    Trolling are we? You are essentially trying to imply that Microsoft's 90% market share for Windows somehow obligates Apple to make their iPhone/iPod development tools available on Windows but this does not hold for Microsoft? If Microsoft doesn't port it's Windows Mobile development suite to OS X I don't see why Apple should port the iPhone/iPod development suite to Windows. Especially in light of the fact that Apple has successfully managed to attract developers to the iPhone/iPod platform regardless of this limitation. Hell, I know a couple of nerds that bought Macs and dual boot them with Windows among other things in order to be able to develop for the iPhone/iPod.

  • Re:Not so much... (Score:1, Informative)

    by Anonymous Coward on Saturday February 21, 2009 @04:20PM (#26943155)
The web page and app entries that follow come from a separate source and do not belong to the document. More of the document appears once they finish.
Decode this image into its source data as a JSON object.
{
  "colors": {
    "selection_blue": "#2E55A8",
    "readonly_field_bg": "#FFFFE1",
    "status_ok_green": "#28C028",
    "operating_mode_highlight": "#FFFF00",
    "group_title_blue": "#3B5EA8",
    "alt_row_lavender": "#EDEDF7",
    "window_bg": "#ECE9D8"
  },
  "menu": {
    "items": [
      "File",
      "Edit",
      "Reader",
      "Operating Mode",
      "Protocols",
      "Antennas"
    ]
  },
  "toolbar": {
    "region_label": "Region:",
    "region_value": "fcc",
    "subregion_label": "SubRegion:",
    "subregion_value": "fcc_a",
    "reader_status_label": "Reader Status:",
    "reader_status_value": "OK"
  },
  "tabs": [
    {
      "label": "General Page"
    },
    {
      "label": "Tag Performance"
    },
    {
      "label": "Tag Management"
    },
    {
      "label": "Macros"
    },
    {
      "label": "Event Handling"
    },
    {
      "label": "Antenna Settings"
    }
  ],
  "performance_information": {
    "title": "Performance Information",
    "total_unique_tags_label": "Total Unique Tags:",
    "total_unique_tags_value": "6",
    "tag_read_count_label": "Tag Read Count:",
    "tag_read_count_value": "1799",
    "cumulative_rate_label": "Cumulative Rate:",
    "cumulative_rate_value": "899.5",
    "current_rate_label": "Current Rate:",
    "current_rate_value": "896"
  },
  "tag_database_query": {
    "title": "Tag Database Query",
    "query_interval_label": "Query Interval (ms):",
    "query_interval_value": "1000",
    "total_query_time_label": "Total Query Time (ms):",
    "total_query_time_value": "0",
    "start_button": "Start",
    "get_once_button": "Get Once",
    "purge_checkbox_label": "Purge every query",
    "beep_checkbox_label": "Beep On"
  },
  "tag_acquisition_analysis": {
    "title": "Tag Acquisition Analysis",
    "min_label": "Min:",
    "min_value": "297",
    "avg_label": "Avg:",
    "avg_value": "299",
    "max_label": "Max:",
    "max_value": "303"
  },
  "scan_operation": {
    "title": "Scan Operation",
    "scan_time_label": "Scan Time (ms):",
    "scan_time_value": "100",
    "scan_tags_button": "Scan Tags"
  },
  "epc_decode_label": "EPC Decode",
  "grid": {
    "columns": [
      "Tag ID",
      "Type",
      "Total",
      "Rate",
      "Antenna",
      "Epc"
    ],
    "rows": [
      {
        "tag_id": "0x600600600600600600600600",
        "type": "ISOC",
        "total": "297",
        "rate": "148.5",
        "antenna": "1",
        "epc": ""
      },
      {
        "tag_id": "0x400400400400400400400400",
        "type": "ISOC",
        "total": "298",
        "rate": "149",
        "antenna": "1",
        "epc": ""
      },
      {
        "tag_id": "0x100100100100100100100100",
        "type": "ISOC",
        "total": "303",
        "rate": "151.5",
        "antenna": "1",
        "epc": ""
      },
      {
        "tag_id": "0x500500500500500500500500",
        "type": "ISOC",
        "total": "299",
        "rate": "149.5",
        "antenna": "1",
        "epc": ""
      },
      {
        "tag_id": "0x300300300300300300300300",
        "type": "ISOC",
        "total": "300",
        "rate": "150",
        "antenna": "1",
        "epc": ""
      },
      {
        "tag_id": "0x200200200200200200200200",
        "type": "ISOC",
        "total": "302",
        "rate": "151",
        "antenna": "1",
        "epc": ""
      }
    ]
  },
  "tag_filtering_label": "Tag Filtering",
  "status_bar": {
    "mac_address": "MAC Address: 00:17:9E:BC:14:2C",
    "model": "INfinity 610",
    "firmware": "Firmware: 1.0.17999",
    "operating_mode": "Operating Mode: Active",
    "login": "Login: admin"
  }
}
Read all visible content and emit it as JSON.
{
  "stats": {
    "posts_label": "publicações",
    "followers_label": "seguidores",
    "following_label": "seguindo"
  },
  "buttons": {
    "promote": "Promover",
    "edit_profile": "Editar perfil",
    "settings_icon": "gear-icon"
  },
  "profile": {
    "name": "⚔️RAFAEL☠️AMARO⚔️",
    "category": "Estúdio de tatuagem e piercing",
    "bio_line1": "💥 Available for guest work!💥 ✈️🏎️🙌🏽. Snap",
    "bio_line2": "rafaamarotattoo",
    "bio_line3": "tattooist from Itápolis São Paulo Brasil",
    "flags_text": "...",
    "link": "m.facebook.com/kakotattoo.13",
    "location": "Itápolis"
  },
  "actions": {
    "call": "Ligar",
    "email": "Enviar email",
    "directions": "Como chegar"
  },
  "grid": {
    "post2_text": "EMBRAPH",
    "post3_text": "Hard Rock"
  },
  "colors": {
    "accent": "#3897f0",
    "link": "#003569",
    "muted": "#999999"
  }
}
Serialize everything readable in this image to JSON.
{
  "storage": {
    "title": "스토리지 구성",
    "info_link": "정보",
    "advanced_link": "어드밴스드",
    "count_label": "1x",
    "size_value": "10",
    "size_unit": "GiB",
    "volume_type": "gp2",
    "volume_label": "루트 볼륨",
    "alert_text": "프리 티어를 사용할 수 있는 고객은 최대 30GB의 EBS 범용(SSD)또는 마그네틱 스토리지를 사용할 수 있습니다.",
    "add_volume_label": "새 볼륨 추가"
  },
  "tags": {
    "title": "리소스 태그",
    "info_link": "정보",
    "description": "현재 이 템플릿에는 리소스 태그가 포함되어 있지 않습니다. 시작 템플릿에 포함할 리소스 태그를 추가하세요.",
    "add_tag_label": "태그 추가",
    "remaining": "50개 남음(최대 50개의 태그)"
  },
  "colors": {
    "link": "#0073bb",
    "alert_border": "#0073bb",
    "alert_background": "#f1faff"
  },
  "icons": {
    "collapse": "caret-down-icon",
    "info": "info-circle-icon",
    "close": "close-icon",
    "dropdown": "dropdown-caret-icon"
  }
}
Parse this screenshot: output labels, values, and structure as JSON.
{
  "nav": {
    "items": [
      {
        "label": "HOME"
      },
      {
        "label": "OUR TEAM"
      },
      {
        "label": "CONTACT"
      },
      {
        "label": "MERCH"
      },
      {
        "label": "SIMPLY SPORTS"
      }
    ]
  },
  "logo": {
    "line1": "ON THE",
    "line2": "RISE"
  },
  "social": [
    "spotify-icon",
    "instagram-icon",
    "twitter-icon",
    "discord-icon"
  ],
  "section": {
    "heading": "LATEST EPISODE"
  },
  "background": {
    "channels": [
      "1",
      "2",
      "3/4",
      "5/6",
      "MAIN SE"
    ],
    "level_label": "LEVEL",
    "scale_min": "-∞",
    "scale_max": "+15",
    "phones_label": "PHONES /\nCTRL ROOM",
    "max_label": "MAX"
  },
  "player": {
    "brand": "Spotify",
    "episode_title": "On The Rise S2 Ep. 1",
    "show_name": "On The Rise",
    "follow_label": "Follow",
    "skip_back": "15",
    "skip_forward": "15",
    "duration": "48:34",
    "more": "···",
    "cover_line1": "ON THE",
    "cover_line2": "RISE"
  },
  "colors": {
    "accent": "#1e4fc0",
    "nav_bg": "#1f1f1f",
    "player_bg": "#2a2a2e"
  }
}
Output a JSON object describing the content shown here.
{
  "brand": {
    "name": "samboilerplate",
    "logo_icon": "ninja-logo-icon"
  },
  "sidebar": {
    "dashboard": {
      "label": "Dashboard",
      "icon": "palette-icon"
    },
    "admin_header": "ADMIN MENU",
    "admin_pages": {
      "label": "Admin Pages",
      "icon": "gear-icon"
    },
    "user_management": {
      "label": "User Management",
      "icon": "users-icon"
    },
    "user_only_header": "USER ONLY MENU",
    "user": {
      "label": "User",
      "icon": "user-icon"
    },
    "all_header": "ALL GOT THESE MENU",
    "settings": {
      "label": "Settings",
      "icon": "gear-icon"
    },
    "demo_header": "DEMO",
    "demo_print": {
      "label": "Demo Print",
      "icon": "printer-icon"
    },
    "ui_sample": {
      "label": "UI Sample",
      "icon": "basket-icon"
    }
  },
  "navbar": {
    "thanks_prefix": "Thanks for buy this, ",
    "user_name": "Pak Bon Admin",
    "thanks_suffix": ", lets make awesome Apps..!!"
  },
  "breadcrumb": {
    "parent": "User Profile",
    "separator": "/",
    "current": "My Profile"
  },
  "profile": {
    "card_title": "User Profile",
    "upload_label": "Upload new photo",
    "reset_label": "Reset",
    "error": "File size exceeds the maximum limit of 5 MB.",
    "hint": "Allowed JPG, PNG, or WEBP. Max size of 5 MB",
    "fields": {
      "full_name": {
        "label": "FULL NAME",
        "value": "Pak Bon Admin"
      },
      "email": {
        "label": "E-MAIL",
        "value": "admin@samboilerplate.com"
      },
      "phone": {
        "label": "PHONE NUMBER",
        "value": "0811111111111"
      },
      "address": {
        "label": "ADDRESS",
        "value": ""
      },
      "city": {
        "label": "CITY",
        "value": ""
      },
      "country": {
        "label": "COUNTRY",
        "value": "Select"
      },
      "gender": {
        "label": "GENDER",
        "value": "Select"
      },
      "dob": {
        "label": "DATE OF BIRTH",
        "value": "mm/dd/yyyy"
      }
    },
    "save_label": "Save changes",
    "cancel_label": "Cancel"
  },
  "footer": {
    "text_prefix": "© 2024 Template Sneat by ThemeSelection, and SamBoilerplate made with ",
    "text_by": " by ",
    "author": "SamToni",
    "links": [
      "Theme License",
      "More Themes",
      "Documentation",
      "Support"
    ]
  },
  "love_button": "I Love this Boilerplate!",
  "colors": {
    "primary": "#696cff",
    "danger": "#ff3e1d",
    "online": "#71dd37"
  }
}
    The PC's in most corporations were NOT connected to the network. That was how it was possible to introduce them without getting blocked by the mainframe/minicomputer staff.

  • Re:Why? (Score:3, Informative)

    by phoomp (1098855) on Saturday February 21, 2009 @04:27PM (#26943231)
  • Re:Why? (Score:3, Informative)

    by Bert64 (520050) <bert@slashd[ ]fi ... m ['ot.' in gap]> on Sunday February 22, 2009 @05:56AM (#26947393) Homepage

    That's unchecked capitalism...

    The benefits of capitalism are the competition, if you allow large players to eliminate all competition then you lose all the benefits of capitalism and may as well have a dictatorship where the government controls everything instead of some large companies.
    With no competition, progress under capitalism completely stagnates, and companies just keep churning out the same old crap at ever increasing prices while the population suffer.

    For capitalism to work it needs a level of regulation to ensure a competitive market and prevent corruption. Closing down a market is bad for everyone except the party in control.

  • Re:Not so much... (Score:3, Informative)

    by centuren (106470) on Sunday February 22, 2009 @07:28AM (#26947687) Homepage Journal

    With that kind of argument, you could prove that the Germans couldn't lose World War I...

    Godwin's law [wikipedia.org]!

    I didn't read your post beyond those words. If you have a point try and make it without invoking Godwins's law...

    Godwin's law specifically refers to a mention of Nazis or Hitler, and the post you've responded to clearly did neither. If you call someone on it please get it right, as I now have to invoke it to correct you and the thread is over.

The reason why worry kills more people than work is that more people worry than work.

Working...